We all know the classic phrase, “dance like no one’s watching.” Basically, dance with wild abandon. I agree with this idea in theory…when it comes to dancing.
But not when it comes to eating.
(if you’re trying to lose weight)
Over the past few weeks, I’ve been doing a lot of traveling. When I got back from my travels, I noticed something interesting. I felt lighter. Just a bit thinner. It definitely felt like I had shed a couple of pounds.
I thought this was so weird. I hadn’t been following any exercise routine at all (I walked a lot, but that was it – no running, no yoga, etc). I wasn’t cutting out any certain food group or sticking to a specific diet (in fact, I ate at restaurants for every meal for 2 weeks, and felt like I really indulged). I wasn’t even paying attention to my weight whatsoever. So what gives?
As soon as I got home and had my first day alone without my travel companions, I found myself mindlessly walking to the kitchen out of boredom to get a snack, and then eating it without really thinking about it at all. The snack was gone and I hadn’t even paid attention to it. That’s when it hit me.
2 things were true while I was traveling:
1) I never ate alone
2) I never ate mindlessly of boredom
While I was away, every meal was like a celebration. I was always with someone else and we savored every new taste. There was no mindless snacking throughout the day, because I was always busy doing things with people. I had packed a big bag of raw almonds, and I just grabbed a handful of those anytime I felt hungry. I realized, there’s a big difference between reaching for a handful of almonds when you feel physically hungry vs. aimlessly looking around the kitchen for food out of boredom or habit.
Part of my trip involved going to the IIN Mega Conference, where Geneen Roth was a speaker. Geneen is an expert on emotional eating, and she has a list of “Eating Guidelines” to help people be more mindful when it comes to their eating habits.
The one that struck a chord with me the most was this one:
When she said that, I found myself nodding in agreement. This, I thought, could really be the key to weight loss (for some people). A lot of people who struggle with weight issues also have a habit of overeating when they’re alone, or eating things when they’re alone that they might not eat in front of others. When it’s your emotions running the eating show instead of physical hunger, that can often be a clear path to weight gain.
So. If this strikes a chord with you, here are a couple of things you can try to put this guideline into action:
- Before you eat something, ask yourself if you’d eat the same food (or the same amount of food) if you were in full view of everyone you know. Most likely, if you’re overeating or emotionally eating, you wouldn’t.
- Start a food journal and write down everything you eat. That way, you’re being accountable to someone, even if it’s just you and a piece of paper. Even if you do eat mindlessly or overeat out of boredom, write it down. You’ll start to become more aware of when this is occurring and eventually you may be able to stop the habit in its tracks before it happens.

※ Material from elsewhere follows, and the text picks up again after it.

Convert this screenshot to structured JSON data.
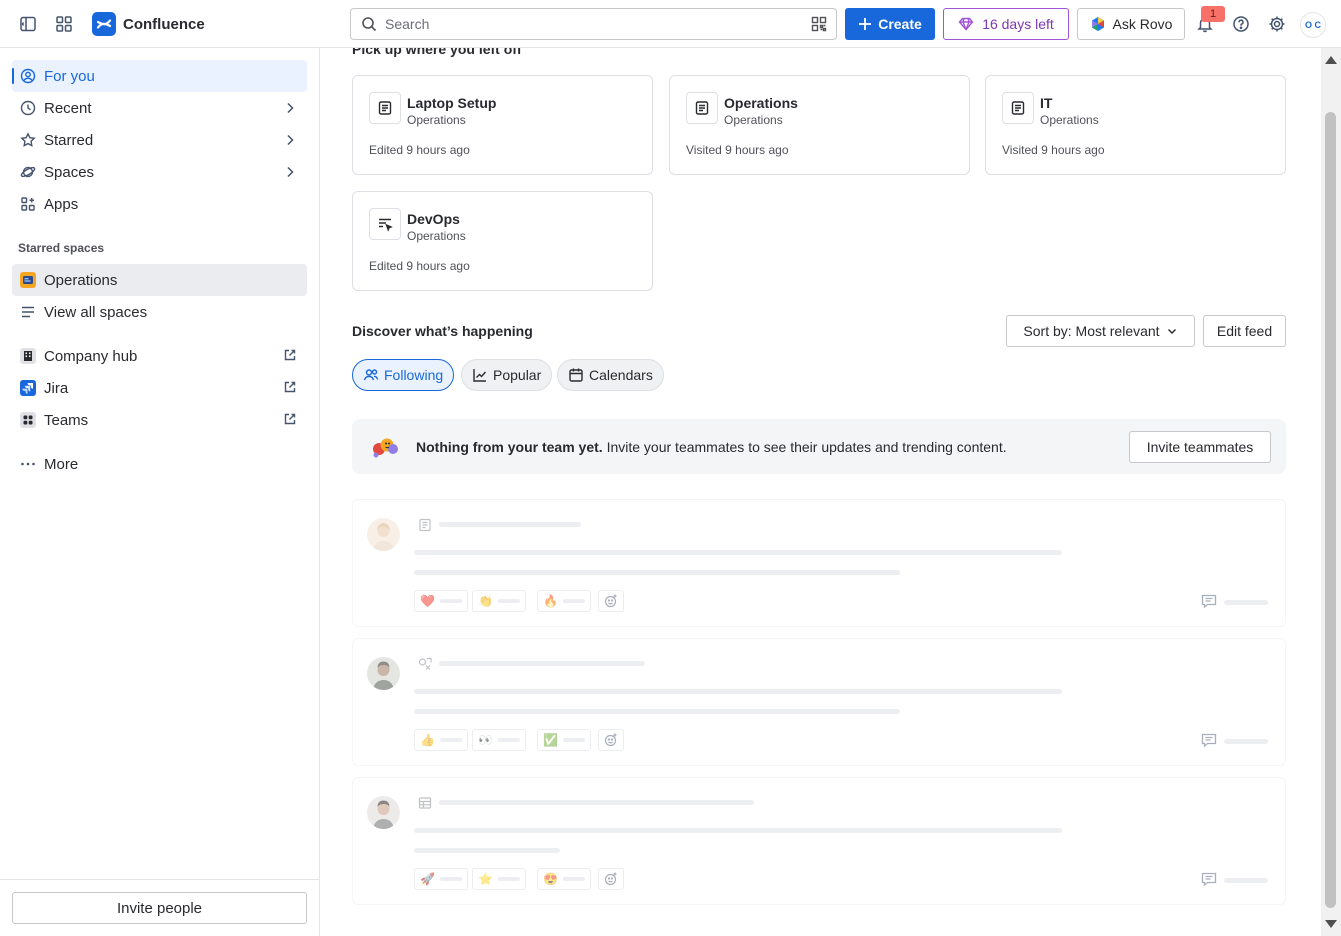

- Find a buddy to check in with about your food – ideally someone else who can relate. It helps to take pictures of what you’re about to eat with your smart phone and send it to your buddy.
So what do you think? Does this eating guideline resonate with you?